In the last decade, the Howard Hughes Medical Institute awarded Juniata a prestigious grant to implement and integrate a Genomics Leadership Initiative into the College’s curriculum that combines instruction in science and the humanities, trains students in analyses of large genomic data sets, and integrates study about the ethical, legal, and societal issues of genomics research.
Juniata biology students enjoy successful careers in many areas of biology. They enter doctoral programs at prestigious institutions including Johns Hopkins, Harvard, and UNC Chapel Hill, and undertake health professions graduate study and employment at places such as The Institute for Genome Research and the National Park Service.
- Klarissa Juliano ’17
- an immunogenetics technology trainee by the Johns Hopkins Immunogenetics and Transplantation Immunology Department.
- Aaron Kulig ’17
- enrolled at the Temple University School of Medicine
- Erin Netoskie ’17
- enrolled in the tropical conservation biology and evironmental science program at the University of Hawaii at Hilo.

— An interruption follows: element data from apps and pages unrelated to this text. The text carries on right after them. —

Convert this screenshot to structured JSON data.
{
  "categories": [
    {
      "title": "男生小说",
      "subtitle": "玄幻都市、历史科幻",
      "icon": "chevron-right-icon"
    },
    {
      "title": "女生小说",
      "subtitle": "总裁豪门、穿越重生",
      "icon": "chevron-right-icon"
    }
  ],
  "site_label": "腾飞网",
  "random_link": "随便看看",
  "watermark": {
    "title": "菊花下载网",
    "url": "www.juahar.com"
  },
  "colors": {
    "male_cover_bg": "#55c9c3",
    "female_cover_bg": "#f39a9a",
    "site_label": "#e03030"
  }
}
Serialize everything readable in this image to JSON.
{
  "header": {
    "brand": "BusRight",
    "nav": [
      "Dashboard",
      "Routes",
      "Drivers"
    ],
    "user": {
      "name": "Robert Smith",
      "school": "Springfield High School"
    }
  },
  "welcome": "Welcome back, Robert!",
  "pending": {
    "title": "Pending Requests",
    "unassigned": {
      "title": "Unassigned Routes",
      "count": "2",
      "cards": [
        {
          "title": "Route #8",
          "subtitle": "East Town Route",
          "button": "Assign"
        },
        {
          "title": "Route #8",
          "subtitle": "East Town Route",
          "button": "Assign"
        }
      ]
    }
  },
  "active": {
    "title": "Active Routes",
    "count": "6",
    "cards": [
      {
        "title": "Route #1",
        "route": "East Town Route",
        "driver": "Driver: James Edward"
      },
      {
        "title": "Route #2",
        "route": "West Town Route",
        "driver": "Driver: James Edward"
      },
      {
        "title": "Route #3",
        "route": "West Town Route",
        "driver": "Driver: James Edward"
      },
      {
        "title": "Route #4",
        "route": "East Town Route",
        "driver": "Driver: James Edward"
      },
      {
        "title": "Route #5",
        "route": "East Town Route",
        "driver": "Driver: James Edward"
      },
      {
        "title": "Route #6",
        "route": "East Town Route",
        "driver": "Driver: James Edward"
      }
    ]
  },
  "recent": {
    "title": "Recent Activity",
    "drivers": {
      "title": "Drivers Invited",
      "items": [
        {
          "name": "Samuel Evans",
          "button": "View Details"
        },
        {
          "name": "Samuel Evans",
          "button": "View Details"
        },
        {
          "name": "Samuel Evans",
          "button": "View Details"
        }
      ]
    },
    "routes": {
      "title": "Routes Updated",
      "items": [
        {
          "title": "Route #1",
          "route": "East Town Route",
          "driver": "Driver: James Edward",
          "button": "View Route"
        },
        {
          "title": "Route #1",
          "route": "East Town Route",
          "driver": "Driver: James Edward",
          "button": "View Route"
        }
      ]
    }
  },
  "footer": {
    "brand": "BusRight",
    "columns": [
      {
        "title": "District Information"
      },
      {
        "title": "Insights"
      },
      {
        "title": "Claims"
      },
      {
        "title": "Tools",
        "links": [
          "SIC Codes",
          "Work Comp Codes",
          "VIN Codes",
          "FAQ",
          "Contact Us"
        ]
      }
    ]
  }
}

- Dustin Servello ’16
- is pursuing his doctorate in molecular, cellular, and developmental biology at Ohio State University.
In the biology department, faculty serve, first and foremost, as professors. Their teaching has been rewarded internally and externally. They have received funding from the National Institutes of Health, the National Science Foundation, the Academy of Sciences’ National Research Council, and the Howard Hughes Medical Institute. They have published in journals ranging from Behavioral Neuroscience and Genetics to Undergraduate Education.
“Getting involved is a great way to establish a close, professional partnership with a professor and other students.”
—Katie McGlone ’17
Tri-Beta Biology Honor Society: Join the Lambda Epsilon chapter (based on academic achievement) to advocate for continued scholarship, dissemination of scientific knowledge, and promotion of biological research.
Clubs The Juniata student chapter of the American Society for Microbiology (ASM) sponsors visiting speakers and field trips throughout the year. The club also provides funding for students to present at the ASM Allegheny Branch meeting in November, where Juniata researchers are well represented among award winners.
Summer Research: Juniata students undertake research projects in many areas of biology throughout the summer. They research on Juniata’s campus and at MIT, University of Iowa, and University of Texas, South Western, as well as national labs.
Undergraduate Research: Juniata biology students have been awarded Goldwater Scholarships and American Physiological Society summer research fellowships, in addition to many other honors. Here are a few recent examples of the research they’ve presented: Chelsea Biefield ’17 and Amanda Harvey ’17, “Analysis of Differentially-Expressed Genes in a Gamma-Secretase Conditional Knockout Mouse,” and John Donlan ’18, “Taxonomic Identity of Ratsnakes from Central Pennsylvania.”